## Description of the task
Scan the entries below for the word "with". Copy out every line in which it occurs.

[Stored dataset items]

------------------------------------------------------------

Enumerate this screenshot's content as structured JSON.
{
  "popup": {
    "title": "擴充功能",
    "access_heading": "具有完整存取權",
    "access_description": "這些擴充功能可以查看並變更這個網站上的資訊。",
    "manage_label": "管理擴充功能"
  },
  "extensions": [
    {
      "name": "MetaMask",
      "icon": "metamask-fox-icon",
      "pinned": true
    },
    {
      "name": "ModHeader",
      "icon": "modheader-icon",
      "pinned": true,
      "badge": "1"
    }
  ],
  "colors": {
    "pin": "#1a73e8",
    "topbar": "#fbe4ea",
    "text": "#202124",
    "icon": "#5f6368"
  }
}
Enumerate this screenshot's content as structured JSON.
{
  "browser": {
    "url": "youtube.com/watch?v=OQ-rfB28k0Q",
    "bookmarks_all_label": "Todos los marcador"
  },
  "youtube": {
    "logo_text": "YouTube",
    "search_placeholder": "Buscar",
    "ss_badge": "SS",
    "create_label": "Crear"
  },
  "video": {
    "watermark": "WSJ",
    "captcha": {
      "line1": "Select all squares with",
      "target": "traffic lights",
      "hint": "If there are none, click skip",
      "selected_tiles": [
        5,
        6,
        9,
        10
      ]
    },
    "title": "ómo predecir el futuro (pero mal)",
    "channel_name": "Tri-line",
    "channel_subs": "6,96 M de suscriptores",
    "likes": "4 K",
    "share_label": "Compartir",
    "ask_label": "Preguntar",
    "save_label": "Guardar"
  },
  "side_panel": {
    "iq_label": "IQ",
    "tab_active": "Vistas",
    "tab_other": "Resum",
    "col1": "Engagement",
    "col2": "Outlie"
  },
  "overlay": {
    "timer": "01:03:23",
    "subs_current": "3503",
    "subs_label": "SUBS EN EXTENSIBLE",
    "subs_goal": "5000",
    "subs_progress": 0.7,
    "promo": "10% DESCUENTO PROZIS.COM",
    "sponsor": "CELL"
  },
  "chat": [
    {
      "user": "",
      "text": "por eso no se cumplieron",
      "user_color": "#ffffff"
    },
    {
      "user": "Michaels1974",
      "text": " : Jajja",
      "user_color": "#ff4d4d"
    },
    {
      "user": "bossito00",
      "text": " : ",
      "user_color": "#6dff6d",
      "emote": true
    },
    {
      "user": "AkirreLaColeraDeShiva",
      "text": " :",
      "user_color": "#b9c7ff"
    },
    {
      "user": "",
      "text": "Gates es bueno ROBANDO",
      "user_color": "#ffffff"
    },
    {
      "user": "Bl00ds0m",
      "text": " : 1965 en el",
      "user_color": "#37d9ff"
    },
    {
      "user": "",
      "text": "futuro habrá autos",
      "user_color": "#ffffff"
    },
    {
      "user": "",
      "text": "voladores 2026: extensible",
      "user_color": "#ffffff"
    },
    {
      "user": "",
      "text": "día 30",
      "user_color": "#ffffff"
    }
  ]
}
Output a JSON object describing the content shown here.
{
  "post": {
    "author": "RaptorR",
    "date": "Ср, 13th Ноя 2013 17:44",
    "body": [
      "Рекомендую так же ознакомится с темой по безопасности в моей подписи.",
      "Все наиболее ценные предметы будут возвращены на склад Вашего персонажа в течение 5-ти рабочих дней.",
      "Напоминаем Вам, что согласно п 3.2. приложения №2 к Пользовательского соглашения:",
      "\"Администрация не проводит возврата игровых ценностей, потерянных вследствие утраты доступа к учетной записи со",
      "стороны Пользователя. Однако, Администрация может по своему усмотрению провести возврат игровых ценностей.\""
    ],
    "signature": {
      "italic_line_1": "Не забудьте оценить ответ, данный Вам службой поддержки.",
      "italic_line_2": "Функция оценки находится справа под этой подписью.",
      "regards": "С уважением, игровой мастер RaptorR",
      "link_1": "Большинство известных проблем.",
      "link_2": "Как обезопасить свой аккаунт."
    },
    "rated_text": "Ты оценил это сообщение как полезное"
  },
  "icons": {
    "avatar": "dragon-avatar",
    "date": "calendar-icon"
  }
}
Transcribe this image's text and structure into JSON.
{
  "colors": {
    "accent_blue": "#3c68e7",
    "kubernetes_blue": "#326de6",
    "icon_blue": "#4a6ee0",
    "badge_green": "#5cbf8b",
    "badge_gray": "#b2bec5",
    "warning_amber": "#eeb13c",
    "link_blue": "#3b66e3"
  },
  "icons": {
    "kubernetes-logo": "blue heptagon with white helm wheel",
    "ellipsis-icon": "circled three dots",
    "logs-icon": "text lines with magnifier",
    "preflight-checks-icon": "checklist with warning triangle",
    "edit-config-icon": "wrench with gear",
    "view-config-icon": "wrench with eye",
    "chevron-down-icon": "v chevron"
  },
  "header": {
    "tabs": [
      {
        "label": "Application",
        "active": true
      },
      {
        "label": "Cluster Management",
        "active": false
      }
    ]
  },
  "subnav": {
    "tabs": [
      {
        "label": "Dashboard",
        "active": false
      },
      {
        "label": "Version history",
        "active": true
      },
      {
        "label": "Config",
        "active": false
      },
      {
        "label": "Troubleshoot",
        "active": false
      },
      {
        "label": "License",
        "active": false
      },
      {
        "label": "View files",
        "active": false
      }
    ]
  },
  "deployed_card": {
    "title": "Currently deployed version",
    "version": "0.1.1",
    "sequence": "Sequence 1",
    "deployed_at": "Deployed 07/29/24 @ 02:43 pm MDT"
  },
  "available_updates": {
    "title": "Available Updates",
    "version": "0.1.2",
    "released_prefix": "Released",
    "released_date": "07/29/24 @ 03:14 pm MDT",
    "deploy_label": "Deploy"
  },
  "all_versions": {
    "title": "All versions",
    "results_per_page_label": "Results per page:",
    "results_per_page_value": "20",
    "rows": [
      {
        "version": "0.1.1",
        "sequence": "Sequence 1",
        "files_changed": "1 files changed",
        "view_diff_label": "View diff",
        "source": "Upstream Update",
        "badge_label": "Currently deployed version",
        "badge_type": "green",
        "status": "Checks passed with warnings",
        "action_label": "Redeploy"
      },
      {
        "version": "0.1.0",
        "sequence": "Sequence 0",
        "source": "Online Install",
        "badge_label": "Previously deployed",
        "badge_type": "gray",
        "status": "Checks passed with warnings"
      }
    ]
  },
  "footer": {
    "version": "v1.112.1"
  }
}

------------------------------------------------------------

## Solution for this task
      "line1": "Select all squares with",
    "kubernetes-logo": "blue heptagon with white helm wheel",
    "logs-icon": "text lines with magnifier",
    "preflight-checks-icon": "checklist with warning triangle",
    "edit-config-icon": "wrench with gear",
    "view-config-icon": "wrench with eye",
        "status": "Checks passed with warnings",
        "status": "Checks passed with warnings"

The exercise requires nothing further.